Change Your Geography, Change Your Attitude
If you’re a young professional, you’re probably not surprised by the idea of a “quarter-life crisis.” You’ve probably experienced this ever-growing phenomenon yourself. You’re not completely satisfied by your job, you’re not sure what to do with your life, you see your friends and family moving on with their own, and you’re stuck in a perpetual state of confusion about who you are. Older people may regard the idea of such a crisis as a joke, but we know that such a thing is all-too-real.
If this sounds familiar, you’re probably wondering how to make a change. The common way out is to look for a new job. A lot of times, this can be immensely helpful, especially if you’re already settled in your personal life and you’re happy with your current industry. But for many, getting a new job probably won’t help. A lot of young professionals are saddled with curiosity about how their lives might be if they were to just get up, move somewhere, and start over.

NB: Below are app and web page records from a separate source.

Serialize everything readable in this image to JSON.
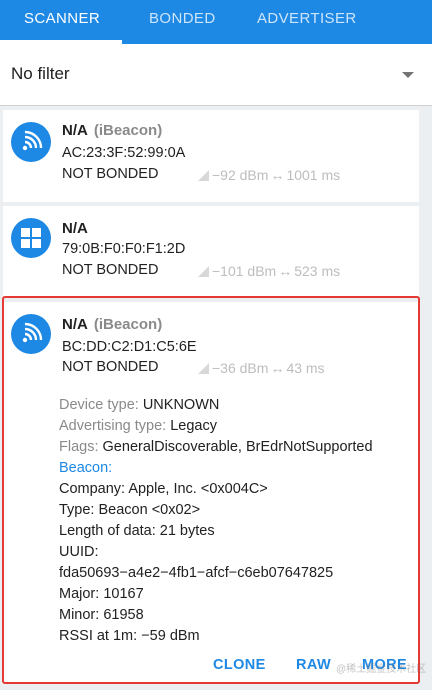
{
  "tabs": [
    {
      "label": "SCANNER",
      "active": true
    },
    {
      "label": "BONDED",
      "active": false
    },
    {
      "label": "ADVERTISER",
      "active": false
    }
  ],
  "filter": {
    "label": "No filter"
  },
  "devices": [
    {
      "name": "N/A",
      "display_name": "(iBeacon)",
      "address": "AC:23:3F:52:99:0A",
      "bond_state": "NOT BONDED",
      "rssi": "−92 dBm",
      "interval": "1001 ms",
      "icon": "bluetooth-signal-icon"
    },
    {
      "name": "N/A",
      "address": "79:0B:F0:F0:F1:2D",
      "bond_state": "NOT BONDED",
      "rssi": "−101 dBm",
      "interval": "523 ms",
      "icon": "windows-icon"
    },
    {
      "name": "N/A",
      "display_name": "(iBeacon)",
      "address": "BC:DD:C2:D1:C5:6E",
      "bond_state": "NOT BONDED",
      "rssi": "−36 dBm",
      "interval": "43 ms",
      "icon": "bluetooth-signal-icon",
      "details": {
        "device_type_label": "Device type:",
        "device_type": "UNKNOWN",
        "adv_type_label": "Advertising type:",
        "adv_type": "Legacy",
        "flags_label": "Flags:",
        "flags": "GeneralDiscoverable, BrEdrNotSupported",
        "beacon_label": "Beacon:",
        "company": "Company: Apple, Inc. <0x004C>",
        "type": "Type: Beacon <0x02>",
        "length": "Length of data: 21 bytes",
        "uuid_label": "UUID:",
        "uuid": "fda50693−a4e2−4fb1−afcf−c6eb07647825",
        "major": "Major: 10167",
        "minor": "Minor: 61958",
        "rssi_1m": "RSSI at 1m: −59 dBm"
      },
      "actions": [
        "CLONE",
        "RAW",
        "MORE"
      ]
    }
  ],
  "watermark": "@稀土掘金技术社区",
  "colors": {
    "accent": "#1e88e5",
    "highlight": "#e53935"
  }
}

I’m sure you’ve wondered how your life would be if you did the same? Tell me I’m wrong.
For most, this is just a fantasy – something to dreamily ponder while you’re writing your TPS report at work. Most people will never actually get to the point of walking away from their friends, family, comfortable (but probably boring) job, and everything else in their current life in an effort to push themselves out of their comfort zone and start something brand new.
My suggestion: don’t be “that guy” (or girl, whatever).

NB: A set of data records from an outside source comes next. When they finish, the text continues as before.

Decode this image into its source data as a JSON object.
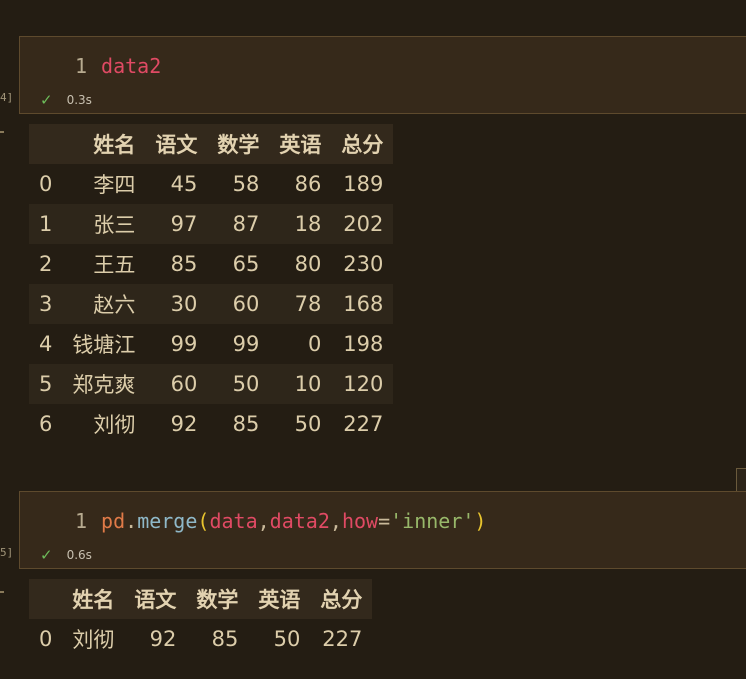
{
  "cells": [
    {
      "line_number": "1",
      "code_tokens": [
        {
          "text": "data2",
          "cls": "tk-var"
        }
      ],
      "duration": "0.3s",
      "exec_count": "4]",
      "output": {
        "columns": [
          "",
          "姓名",
          "语文",
          "数学",
          "英语",
          "总分"
        ],
        "rows": [
          [
            "0",
            "李四",
            "45",
            "58",
            "86",
            "189"
          ],
          [
            "1",
            "张三",
            "97",
            "87",
            "18",
            "202"
          ],
          [
            "2",
            "王五",
            "85",
            "65",
            "80",
            "230"
          ],
          [
            "3",
            "赵六",
            "30",
            "60",
            "78",
            "168"
          ],
          [
            "4",
            "钱塘江",
            "99",
            "99",
            "0",
            "198"
          ],
          [
            "5",
            "郑克爽",
            "60",
            "50",
            "10",
            "120"
          ],
          [
            "6",
            "刘彻",
            "92",
            "85",
            "50",
            "227"
          ]
        ]
      }
    },
    {
      "line_number": "1",
      "code_tokens": [
        {
          "text": "pd",
          "cls": "tk-mod"
        },
        {
          "text": ".",
          "cls": "tk-punct"
        },
        {
          "text": "merge",
          "cls": "tk-fn"
        },
        {
          "text": "(",
          "cls": "tk-p1"
        },
        {
          "text": "data",
          "cls": "tk-var"
        },
        {
          "text": ",",
          "cls": "tk-punct"
        },
        {
          "text": "data2",
          "cls": "tk-var"
        },
        {
          "text": ",",
          "cls": "tk-punct"
        },
        {
          "text": "how",
          "cls": "tk-kw"
        },
        {
          "text": "=",
          "cls": "tk-punct"
        },
        {
          "text": "'inner'",
          "cls": "tk-str"
        },
        {
          "text": ")",
          "cls": "tk-p1"
        }
      ],
      "duration": "0.6s",
      "exec_count": "5]",
      "output": {
        "columns": [
          "",
          "姓名",
          "语文",
          "数学",
          "英语",
          "总分"
        ],
        "rows": [
          [
            "0",
            "刘彻",
            "92",
            "85",
            "50",
            "227"
          ]
        ]
      }
    }
  ],
  "icons": {
    "status_check": "check-icon"
  },
  "colors": {
    "background": "#241d13",
    "cell_background": "#36291a",
    "success": "#6dbb5a"
  }
}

Change your location
If you’re really uncomfortable with your current life and you know that a small change won’t help, try picking up your things and heading to a different part of the world. Your move doesn’t have to be drastic – I’m not suggesting you go from California to Malaysia, or even from Los Angeles to DC. All you need to do is get yourself to a place where things will be unfamiliar and you’ll be forced to meet new people, make new friends, discover new places, and find yourself a bit. It truly is amazing what a change of scenery can do for your personal life. Oftentimes, after a couple of months in your new location, you’ll feel a new sense of purpose and inspiration (not to mention happiness) that you just wouldn’t have gotten from your old life. Don’t be surprised to suddenly find yourself with a renewed sense of determination and a new set of goals that you’re extremely motivated to work towards.
But if you do decide to pack your bags and buy that plane ticket, use a little common sense. If you’re not the type of person that can easily meet new people, try to join a program in your new destination that will naturally lead to you making new friends. You could try changing jobs with your current company, starting school, moving through your religious group, or placing into a service organization. Just make sure that you set yourself up to succeed at your new location.
On the same note, it would be smart for you to have something lined up at your new location before you actually went out there. The appeal of moving to Europe and spending two months looking for a job is undeniable. But after the six month mark rolls around and you find yourself with a depleted bank account and an eviction notice, you may start to wonder what you were thinking. At least have some sort of plan for what you’ll do when you get to your new hometown.
Finally, make sure you’re ready to deal with the loss of daily contact with people you’re used to seeing every day. Even though you’re itching for a change, you probably have several key people in your life that you need to keep in touch with, so be prepared to make an effort to periodically reach out to them. It will be tough not seeing them as often as you’re used to, and you’ll definitely miss them, but if the move is worth it (and deep down you’ll know if it is or isn’t), then it’s a necessary hassle.
There’s no doubt in my mind that moving to a new place and “starting fresh” is well worth it for some people. You’ll know if it’s for you or not. If you’ve always wondered whether you should do it, my suggestion would be to give it a try. If you’re not tied down to your current city, have the flexibility to try something new, and have the guts to get out of your comfort zone, it’s something you won’t regret. Even if you find that you don’t like your new “home,” ten years from now you probably won’t regret having tried it.
Moving won’t solve all your problems, and it’s not the best way to deal with unsolvable issues, but it is a great way to discover who you really are and find out what you truly value, not to mention, if you set yourself up for a successful move, it can be a lot of fun.
Give it a shot and let us know how things turned out for you.